Greylag goose shooting began yesterday (Monday 1 March) as part of the Lewis and Harris goose management project.
Volunteer teams across Lewis and Harris will be active throughout March and April, after the Scottish Government approved the continuation of the pilot scheme despite Covid regulations.
Lockdown means that the usual count of the resident goose population has not happened, with an outline estimate of a resident greylag goose population around 5,000 birds.
The target is to reduce the population to between 1,250 and 1,550 birds, although Nature Scotland, who licence and manage the scheme, are realistic about activity and outcomes in a second unusually restricted year.
Nature Scotland’s Stornoway officer Roddy MacMinn said: “Geese in Lewis and Harris are largely residential, unlike the migratory populations which tend to come down from Iceland to Orkney and Caithness.
“The numbers of our geese have increased over the last few decades, for a number of reasons including milder winters, better food sources on improved grassland and less active shooting and crofting activity.”
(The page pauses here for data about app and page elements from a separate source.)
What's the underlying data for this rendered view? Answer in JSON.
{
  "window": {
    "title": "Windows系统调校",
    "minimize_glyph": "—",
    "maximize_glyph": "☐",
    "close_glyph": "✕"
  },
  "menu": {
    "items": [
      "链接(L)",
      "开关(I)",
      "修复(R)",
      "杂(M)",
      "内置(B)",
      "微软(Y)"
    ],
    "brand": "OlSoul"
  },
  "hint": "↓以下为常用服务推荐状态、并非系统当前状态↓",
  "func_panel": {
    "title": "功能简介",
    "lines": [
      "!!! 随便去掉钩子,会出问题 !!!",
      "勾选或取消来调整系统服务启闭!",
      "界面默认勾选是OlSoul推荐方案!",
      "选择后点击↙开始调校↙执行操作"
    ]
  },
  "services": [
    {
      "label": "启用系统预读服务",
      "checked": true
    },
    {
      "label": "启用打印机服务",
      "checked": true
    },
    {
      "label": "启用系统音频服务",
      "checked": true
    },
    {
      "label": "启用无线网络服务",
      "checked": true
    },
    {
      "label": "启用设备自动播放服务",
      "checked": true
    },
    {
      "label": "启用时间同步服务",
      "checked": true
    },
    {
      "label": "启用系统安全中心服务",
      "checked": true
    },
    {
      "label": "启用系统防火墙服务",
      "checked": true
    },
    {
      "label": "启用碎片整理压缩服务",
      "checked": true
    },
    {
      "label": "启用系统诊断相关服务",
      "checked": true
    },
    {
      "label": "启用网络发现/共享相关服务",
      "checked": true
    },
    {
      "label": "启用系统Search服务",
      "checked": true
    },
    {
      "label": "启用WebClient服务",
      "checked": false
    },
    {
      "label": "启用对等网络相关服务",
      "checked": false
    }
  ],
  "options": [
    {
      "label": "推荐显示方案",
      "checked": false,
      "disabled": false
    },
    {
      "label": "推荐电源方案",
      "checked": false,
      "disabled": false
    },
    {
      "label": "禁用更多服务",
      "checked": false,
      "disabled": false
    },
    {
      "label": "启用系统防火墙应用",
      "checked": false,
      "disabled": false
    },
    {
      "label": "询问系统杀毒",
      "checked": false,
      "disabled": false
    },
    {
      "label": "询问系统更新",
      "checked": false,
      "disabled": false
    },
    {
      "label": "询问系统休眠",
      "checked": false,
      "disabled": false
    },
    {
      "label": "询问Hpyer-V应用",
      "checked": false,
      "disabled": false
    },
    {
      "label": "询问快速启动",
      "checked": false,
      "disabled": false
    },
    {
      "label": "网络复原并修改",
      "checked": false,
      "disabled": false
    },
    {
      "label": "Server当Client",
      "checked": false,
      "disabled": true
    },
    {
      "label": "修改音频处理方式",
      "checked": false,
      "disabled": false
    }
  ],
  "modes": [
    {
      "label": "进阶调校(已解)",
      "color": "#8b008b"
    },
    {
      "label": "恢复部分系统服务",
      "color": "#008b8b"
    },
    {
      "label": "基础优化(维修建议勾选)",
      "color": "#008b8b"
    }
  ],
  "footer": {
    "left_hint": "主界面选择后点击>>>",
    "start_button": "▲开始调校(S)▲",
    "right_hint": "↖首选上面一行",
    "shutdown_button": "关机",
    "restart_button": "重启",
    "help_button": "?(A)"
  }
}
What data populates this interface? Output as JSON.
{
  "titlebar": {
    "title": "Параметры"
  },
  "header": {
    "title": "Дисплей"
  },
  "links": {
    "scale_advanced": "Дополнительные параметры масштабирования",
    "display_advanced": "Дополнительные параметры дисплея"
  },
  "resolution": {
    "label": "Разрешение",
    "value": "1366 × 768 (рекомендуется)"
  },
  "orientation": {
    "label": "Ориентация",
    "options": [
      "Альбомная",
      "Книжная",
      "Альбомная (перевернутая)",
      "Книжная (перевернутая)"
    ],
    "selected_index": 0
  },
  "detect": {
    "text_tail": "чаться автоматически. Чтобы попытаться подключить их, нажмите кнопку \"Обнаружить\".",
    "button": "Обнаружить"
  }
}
In response, Nature Scotland licenses a shooting season each year where 11 team leaders work across Lewis and Harris, with a number of volunteers in each of their teams.
Each team is set a ‘bag limit’ and can then work through the season, with Carloway Estate Trust managing the permissions and notifications needed to landowners, grazings committees and crofters.
Hunters are encouraged to distribute or sell the meat on for human consumption, with a lot of the produce given away within the communities where the birds are shot.
Roddy said: “We would like to encourage more people to take up the idea of using the meat as a meal or for food production.
“To facilitate that, we have put a number of hunters through food hygiene training so that the meat is presented in a manner safe for putting on tables and we have secured a general license covering the islands and allowing everyone to sell or give away goose meat.”
Volunteer hunters are also encouraged to come forward and participate in the cull, with all volunteers issued with a card certifying that they are entitled to shoot as part of the project.
They are also supplied with ammunition to help keep their costs down, but must have their own gun, firearms certificate, insurance and means of reaching permissioned shooting areas. Local police are also aware that the shooting is taking place.